Israel court backs Katsav plea deal

Supreme court upholds plea bargain that sees former president escape rape charges.

    Katsav, left, will admit to sexually harrassing a woman in his employment [AFP]

    Menachem Mazuz, the Israeli attorney-general, had said he had evidence to try Katsav, 62, for raping a woman employee, but then opted not to charge him with the offence due to conflicting details in her account.
     

    Women's rights groups had urged the court to throw out the deal and Kinneret Barashi, a lawyer who represents one of the alleged victims in the case, described the ruling as a "black day" for the judicial system."

    'Not a victory'

    Katsav became Israel's first head of state to be convicted of sex offences and the second to be forced out of the office due to a scandal.

    Katsav agreed under the deal to admit to having committed indecent acts against another woman who worked for him and to having sexually harassed another.

    Under the arrangement with Mazuz, Katsav will not be imprisoned but will have to make a court appearance to enter his guilty plea.

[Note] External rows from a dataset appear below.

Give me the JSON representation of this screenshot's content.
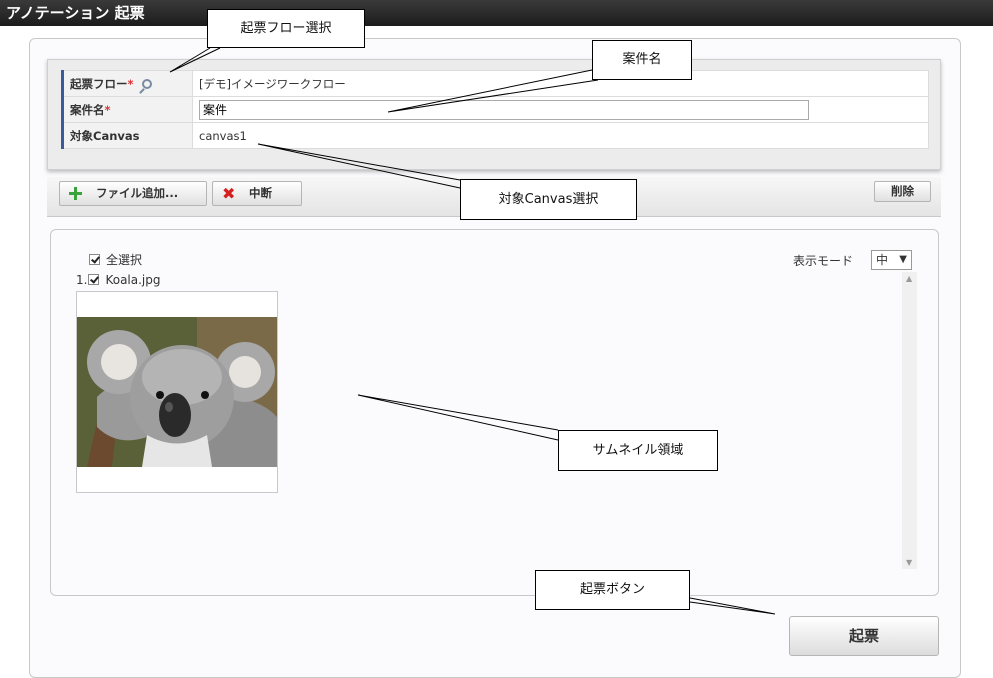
{
  "window": {
    "title": "アノテーション 起票"
  },
  "form": {
    "rows": [
      {
        "label": "起票フロー",
        "required": "*",
        "value": "[デモ]イメージワークフロー"
      },
      {
        "label": "案件名",
        "required": "*",
        "value": "案件"
      },
      {
        "label": "対象Canvas",
        "required": "",
        "value": "canvas1"
      }
    ]
  },
  "toolbar": {
    "add_file_label": "ファイル追加...",
    "abort_label": "中断",
    "delete_label": "削除"
  },
  "thumbnails": {
    "select_all_label": "全選択",
    "display_mode_label": "表示モード",
    "display_mode_value": "中",
    "items": [
      {
        "index": "1.",
        "filename": "Koala.jpg"
      }
    ]
  },
  "submit": {
    "label": "起票"
  },
  "callouts": {
    "flow_select": "起票フロー選択",
    "case_name": "案件名",
    "canvas_select": "対象Canvas選択",
    "thumbnail_area": "サムネイル領域",
    "submit_button": "起票ボタン"
  },
  "colors": {
    "titlebar": "#1c1c1c",
    "label_accent": "#3a5a9a",
    "required": "#dd3333",
    "add_icon": "#3aa33a",
    "abort_icon": "#d62020"
  }
}
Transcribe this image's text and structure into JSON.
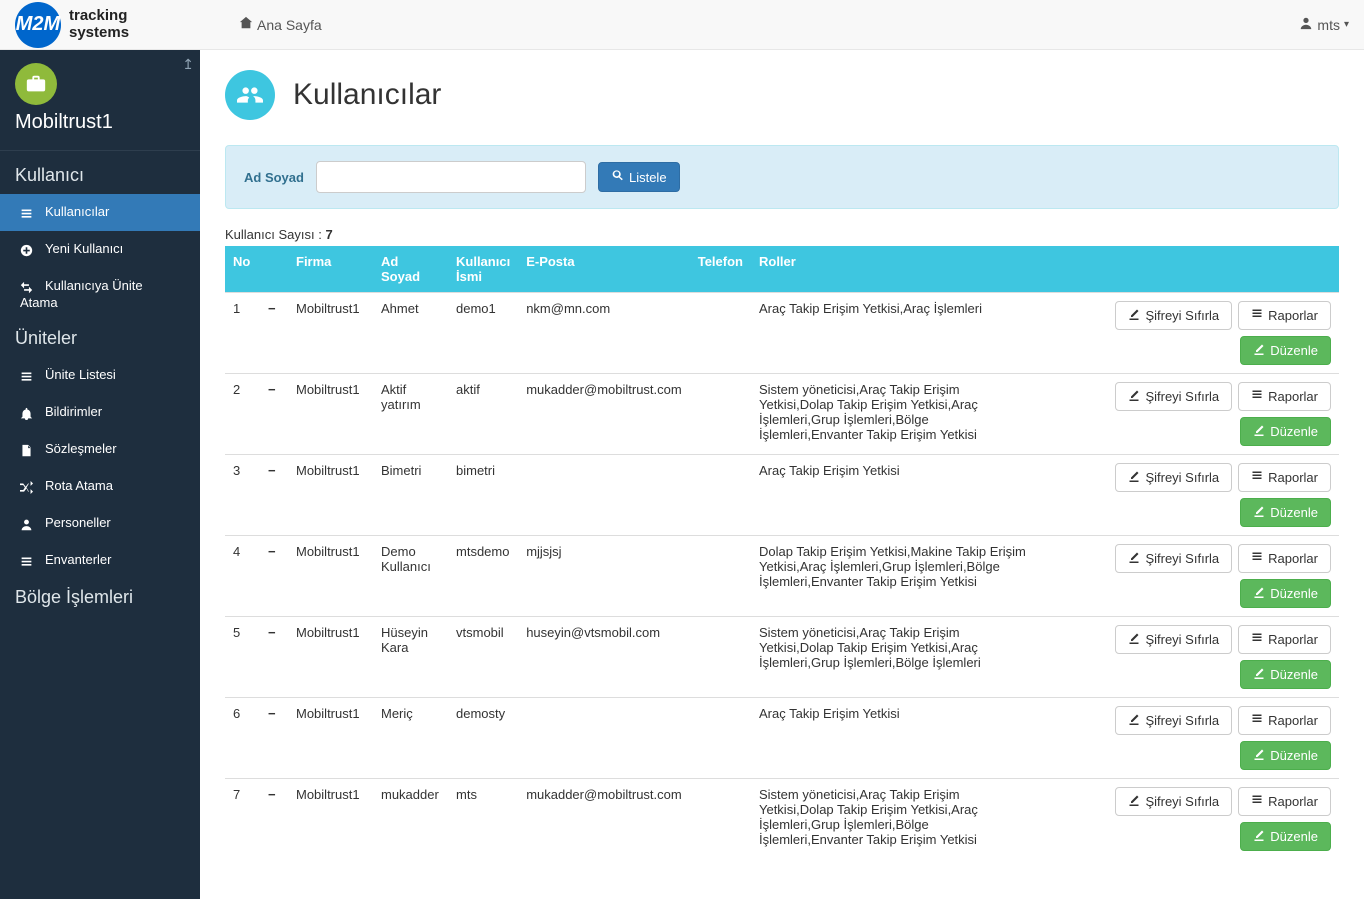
{
  "top": {
    "logo_text": "tracking\nsystems",
    "home": "Ana Sayfa",
    "user": "mts"
  },
  "brand": {
    "name": "Mobiltrust1"
  },
  "sidebar": {
    "sections": [
      {
        "title": "Kullanıcı",
        "items": [
          {
            "label": "Kullanıcılar",
            "active": true,
            "icon": "list"
          },
          {
            "label": "Yeni Kullanıcı",
            "icon": "plus"
          },
          {
            "label": "Kullanıcıya Ünite Atama",
            "icon": "transfer"
          }
        ]
      },
      {
        "title": "Üniteler",
        "items": [
          {
            "label": "Ünite Listesi",
            "icon": "list"
          },
          {
            "label": "Bildirimler",
            "icon": "bell"
          },
          {
            "label": "Sözleşmeler",
            "icon": "file"
          },
          {
            "label": "Rota Atama",
            "icon": "random"
          },
          {
            "label": "Personeller",
            "icon": "user"
          },
          {
            "label": "Envanterler",
            "icon": "list"
          }
        ]
      },
      {
        "title": "Bölge İşlemleri",
        "items": []
      }
    ]
  },
  "page": {
    "title": "Kullanıcılar",
    "filter_label": "Ad Soyad",
    "filter_placeholder": "",
    "list_button": "Listele",
    "count_label": "Kullanıcı Sayısı :",
    "count_value": "7"
  },
  "table": {
    "headers": {
      "no": "No",
      "firma": "Firma",
      "adsoyad": "Ad Soyad",
      "kullanici": "Kullanıcı İsmi",
      "eposta": "E-Posta",
      "telefon": "Telefon",
      "roller": "Roller"
    },
    "buttons": {
      "reset": "Şifreyi Sıfırla",
      "reports": "Raporlar",
      "edit": "Düzenle"
    },
    "rows": [
      {
        "no": "1",
        "firma": "Mobiltrust1",
        "ad": "Ahmet",
        "user": "demo1",
        "email": "nkm@mn.com",
        "tel": "",
        "roles": "Araç Takip Erişim Yetkisi,Araç İşlemleri"
      },
      {
        "no": "2",
        "firma": "Mobiltrust1",
        "ad": "Aktif yatırım",
        "user": "aktif",
        "email": "mukadder@mobiltrust.com",
        "tel": "",
        "roles": "Sistem yöneticisi,Araç Takip Erişim Yetkisi,Dolap Takip Erişim Yetkisi,Araç İşlemleri,Grup İşlemleri,Bölge İşlemleri,Envanter Takip Erişim Yetkisi"
      },
      {
        "no": "3",
        "firma": "Mobiltrust1",
        "ad": "Bimetri",
        "user": "bimetri",
        "email": "",
        "tel": "",
        "roles": "Araç Takip Erişim Yetkisi"
      },
      {
        "no": "4",
        "firma": "Mobiltrust1",
        "ad": "Demo Kullanıcı",
        "user": "mtsdemo",
        "email": "mjjsjsj",
        "tel": "",
        "roles": "Dolap Takip Erişim Yetkisi,Makine Takip Erişim Yetkisi,Araç İşlemleri,Grup İşlemleri,Bölge İşlemleri,Envanter Takip Erişim Yetkisi"
      },
      {
        "no": "5",
        "firma": "Mobiltrust1",
        "ad": "Hüseyin Kara",
        "user": "vtsmobil",
        "email": "huseyin@vtsmobil.com",
        "tel": "",
        "roles": "Sistem yöneticisi,Araç Takip Erişim Yetkisi,Dolap Takip Erişim Yetkisi,Araç İşlemleri,Grup İşlemleri,Bölge İşlemleri"
      },
      {
        "no": "6",
        "firma": "Mobiltrust1",
        "ad": "Meriç",
        "user": "demosty",
        "email": "",
        "tel": "",
        "roles": "Araç Takip Erişim Yetkisi"
      },
      {
        "no": "7",
        "firma": "Mobiltrust1",
        "ad": "mukadder",
        "user": "mts",
        "email": "mukadder@mobiltrust.com",
        "tel": "",
        "roles": "Sistem yöneticisi,Araç Takip Erişim Yetkisi,Dolap Takip Erişim Yetkisi,Araç İşlemleri,Grup İşlemleri,Bölge İşlemleri,Envanter Takip Erişim Yetkisi"
      }
    ]
  }
}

    He agreed to a suspended prison sentence and a fine of $11,000.

    In its ruling, the supreme court said it saw no reason to interfere with Mazuz's decision.

    Katsav, who portrayed himself in public as a victim of "incitement and persecution", resigned from the largely ceremonial post in June.

    His attorney, Zion Amir, told reporters the former president, who has kept out of the public eye since his resignation, had suffered enough.

    "This is not a victory. This is a sad day," Amir said. "After all, the former president went through a lot to reach this point. From the start, I think the petitions were unnecessary."

    SOURCE: Agencies


    YOU MIGHT ALSO LIKE

    Survivor stories from Super Typhoon Haiyan

    Survivor stories from Super Typhoon Haiyan

    The Philippines’ Typhoon Haiyan was the strongest storm ever to make landfall. Five years on, we revisit this story.

    How Moscow lost Riyadh in 1938

    How Moscow lost Riyadh in 1938

    Russian-Saudi relations could be very different today, if Stalin hadn't killed the Soviet ambassador to Saudi Arabia.

    We Are Still Here: A Story from Native Alaska

    We Are Still Here: A Story from Native Alaska

    From Qatar to Alaska, a personal journey exploring what it means to belong when your culture is endangered.